== PROMPT ==
Please give the number of lines in the records below that include "kind", with no other output.

== RECORDS TO PROCESS ==

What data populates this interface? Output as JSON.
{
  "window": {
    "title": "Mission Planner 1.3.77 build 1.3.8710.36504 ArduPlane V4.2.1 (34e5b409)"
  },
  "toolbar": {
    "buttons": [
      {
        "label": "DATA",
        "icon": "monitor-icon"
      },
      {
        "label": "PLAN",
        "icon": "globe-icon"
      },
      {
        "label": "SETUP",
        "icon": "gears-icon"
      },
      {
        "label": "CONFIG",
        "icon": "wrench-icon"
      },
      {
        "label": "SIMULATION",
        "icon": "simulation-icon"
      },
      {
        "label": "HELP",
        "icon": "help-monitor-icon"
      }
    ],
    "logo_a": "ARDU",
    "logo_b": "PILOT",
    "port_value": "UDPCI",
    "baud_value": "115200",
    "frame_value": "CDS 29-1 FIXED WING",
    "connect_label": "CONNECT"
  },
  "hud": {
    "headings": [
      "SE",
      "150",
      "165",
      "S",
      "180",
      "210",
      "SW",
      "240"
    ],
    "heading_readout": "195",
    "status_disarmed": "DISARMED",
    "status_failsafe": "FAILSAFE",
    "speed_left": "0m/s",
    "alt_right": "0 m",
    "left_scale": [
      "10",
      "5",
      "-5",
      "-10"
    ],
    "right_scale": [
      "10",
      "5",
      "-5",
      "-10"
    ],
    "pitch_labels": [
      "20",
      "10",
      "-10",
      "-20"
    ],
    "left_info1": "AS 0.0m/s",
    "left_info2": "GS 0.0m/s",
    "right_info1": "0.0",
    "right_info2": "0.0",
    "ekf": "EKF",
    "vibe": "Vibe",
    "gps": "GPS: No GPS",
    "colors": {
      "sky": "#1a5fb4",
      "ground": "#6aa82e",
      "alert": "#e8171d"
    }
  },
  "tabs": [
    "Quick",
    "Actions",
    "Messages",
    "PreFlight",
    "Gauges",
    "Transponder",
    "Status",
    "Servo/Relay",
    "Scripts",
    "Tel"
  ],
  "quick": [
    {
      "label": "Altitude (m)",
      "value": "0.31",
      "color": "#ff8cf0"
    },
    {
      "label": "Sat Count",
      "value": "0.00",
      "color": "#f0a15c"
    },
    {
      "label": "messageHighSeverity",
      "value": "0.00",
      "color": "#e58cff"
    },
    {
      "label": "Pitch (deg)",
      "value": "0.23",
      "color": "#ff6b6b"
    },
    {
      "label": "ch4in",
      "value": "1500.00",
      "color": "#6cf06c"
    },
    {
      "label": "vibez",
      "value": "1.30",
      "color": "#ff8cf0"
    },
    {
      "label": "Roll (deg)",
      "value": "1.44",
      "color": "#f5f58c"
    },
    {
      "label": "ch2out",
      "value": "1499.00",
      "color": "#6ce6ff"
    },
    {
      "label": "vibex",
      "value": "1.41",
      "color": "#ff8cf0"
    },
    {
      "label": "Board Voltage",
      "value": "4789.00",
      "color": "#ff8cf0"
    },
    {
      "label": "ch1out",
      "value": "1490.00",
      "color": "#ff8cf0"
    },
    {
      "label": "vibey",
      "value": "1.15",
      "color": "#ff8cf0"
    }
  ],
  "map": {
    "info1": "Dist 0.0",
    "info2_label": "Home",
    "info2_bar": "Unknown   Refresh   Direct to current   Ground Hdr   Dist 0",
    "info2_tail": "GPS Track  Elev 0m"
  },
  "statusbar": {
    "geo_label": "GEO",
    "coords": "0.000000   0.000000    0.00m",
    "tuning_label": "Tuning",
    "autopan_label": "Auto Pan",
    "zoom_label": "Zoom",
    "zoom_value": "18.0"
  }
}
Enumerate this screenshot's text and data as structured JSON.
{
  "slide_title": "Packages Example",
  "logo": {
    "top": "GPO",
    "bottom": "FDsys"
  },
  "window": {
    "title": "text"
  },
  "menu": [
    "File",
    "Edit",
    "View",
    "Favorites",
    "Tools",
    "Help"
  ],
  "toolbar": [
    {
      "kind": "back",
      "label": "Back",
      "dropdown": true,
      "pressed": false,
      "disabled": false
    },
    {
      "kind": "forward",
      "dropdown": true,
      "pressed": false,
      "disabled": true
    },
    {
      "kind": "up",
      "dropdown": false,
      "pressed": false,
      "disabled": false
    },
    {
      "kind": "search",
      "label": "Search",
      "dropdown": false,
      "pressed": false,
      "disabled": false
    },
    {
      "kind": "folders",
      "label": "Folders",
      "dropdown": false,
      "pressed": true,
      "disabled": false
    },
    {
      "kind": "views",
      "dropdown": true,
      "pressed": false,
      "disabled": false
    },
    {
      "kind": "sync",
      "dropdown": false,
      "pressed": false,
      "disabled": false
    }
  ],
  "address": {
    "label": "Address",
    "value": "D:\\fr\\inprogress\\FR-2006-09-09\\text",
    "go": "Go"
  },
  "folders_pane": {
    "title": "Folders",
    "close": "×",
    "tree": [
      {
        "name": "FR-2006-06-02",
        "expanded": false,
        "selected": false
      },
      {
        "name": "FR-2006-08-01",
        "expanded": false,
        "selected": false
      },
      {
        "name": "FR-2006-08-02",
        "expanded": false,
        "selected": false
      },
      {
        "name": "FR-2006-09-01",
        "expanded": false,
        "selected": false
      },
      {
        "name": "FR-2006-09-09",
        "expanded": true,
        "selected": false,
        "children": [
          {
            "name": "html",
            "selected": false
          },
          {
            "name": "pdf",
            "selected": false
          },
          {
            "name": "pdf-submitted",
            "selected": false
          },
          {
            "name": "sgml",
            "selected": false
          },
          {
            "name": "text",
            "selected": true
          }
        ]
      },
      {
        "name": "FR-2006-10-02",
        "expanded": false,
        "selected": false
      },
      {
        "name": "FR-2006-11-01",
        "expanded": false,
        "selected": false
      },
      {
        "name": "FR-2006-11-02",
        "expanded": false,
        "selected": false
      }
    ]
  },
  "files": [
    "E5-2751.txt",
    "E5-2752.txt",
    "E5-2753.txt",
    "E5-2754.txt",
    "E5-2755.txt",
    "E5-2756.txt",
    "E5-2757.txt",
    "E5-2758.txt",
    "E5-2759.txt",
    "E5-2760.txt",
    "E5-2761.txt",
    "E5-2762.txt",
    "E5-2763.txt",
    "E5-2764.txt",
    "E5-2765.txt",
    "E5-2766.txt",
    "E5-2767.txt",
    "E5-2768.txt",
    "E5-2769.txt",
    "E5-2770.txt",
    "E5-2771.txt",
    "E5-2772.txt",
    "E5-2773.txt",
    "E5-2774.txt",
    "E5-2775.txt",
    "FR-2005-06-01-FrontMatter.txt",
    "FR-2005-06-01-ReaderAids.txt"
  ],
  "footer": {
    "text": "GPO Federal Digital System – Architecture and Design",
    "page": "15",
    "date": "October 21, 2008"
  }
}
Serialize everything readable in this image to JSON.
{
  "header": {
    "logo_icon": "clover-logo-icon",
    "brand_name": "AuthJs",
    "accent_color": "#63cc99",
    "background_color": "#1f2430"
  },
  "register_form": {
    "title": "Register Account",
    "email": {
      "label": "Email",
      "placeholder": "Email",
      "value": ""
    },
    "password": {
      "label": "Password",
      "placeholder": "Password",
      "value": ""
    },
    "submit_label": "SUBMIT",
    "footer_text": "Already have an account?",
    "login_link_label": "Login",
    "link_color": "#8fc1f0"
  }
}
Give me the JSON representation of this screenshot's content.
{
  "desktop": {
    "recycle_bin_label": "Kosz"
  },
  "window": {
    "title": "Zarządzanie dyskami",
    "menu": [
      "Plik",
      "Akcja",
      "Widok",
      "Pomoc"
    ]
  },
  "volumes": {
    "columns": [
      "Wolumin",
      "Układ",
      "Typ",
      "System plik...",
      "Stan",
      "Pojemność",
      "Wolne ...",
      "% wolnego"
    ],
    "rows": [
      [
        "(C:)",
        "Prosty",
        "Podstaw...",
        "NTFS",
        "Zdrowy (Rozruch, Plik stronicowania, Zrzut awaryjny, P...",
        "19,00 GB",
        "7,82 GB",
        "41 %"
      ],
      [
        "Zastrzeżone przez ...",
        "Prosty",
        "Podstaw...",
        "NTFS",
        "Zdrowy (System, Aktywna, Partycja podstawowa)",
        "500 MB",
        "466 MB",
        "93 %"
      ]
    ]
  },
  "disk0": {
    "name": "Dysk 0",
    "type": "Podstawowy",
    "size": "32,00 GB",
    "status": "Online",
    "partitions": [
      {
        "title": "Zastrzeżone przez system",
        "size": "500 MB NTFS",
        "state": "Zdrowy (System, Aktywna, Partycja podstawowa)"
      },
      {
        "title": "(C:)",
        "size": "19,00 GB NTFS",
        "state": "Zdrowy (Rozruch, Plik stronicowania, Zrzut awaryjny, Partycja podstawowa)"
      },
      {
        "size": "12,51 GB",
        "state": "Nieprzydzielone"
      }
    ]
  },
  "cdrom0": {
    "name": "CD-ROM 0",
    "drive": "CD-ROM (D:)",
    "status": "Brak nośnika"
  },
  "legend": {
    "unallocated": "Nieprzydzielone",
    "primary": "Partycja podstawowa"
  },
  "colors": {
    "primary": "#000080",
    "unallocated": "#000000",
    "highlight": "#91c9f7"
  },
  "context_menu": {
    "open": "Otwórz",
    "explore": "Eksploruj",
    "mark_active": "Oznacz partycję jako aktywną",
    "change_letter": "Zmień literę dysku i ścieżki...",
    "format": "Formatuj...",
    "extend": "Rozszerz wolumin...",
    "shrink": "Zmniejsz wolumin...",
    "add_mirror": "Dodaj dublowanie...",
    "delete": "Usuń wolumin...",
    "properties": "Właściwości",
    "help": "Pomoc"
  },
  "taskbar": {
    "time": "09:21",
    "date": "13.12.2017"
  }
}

== RESPONSE FOR THIS EXERCISE ==
7